Master of Arts (M.A.)
Degree Granting Department
Vicky Phares, Ph.D.
Marc S. Karver, Ph.D.
Jennifer Bosson, Ph.D.
functions of volunteering, positive psychology, theory of planned behavior, volunteering motivation
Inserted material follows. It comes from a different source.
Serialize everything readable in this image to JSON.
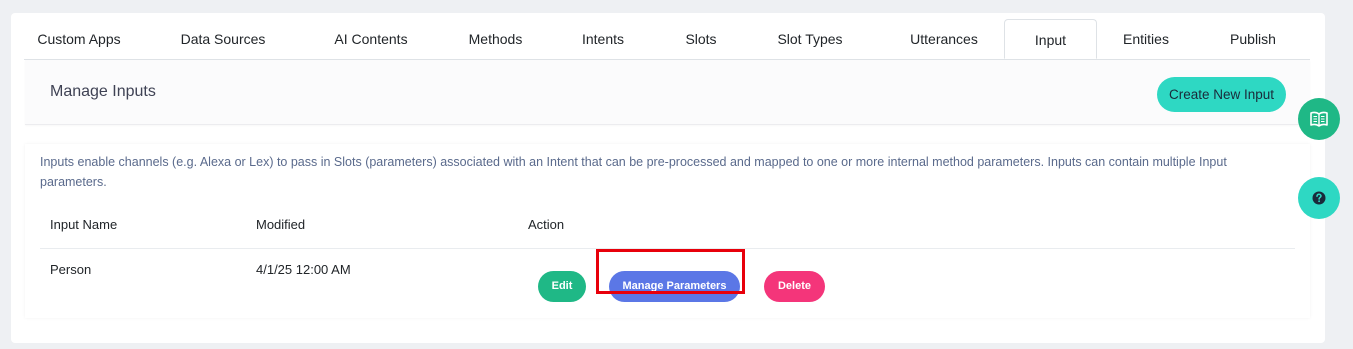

The rate of volunteering in the U.S. remains low in spite of the many positive benefits that volunteering yields. Prior research has suggested various theories to help explain motivation to volunteer. Nonetheless, none of the theories have been both comprehensive and specific enough to allow for their practical application in recruitment efforts or campaigns to increase motivations to volunteer. The purpose of the current study was to test a comprehensive model of volunteer motivation by integrating the Volunteering Functions Inventory into the Theory of Planned Behavior as behavioral and normative beliefs that influence attitudes and subjective norms. The hypothesized model also included control beliefs, which influence perceived behavioral control. The data were analyzed using latent variable path analysis and partially supported the hypothesized model. Implications for future research, policy makers, and volunteering organizations are discussed.
Scholar Commons Citation
Joy, Lendi N., "Motivation to Volunteer" (2020). Graduate Theses and Dissertations.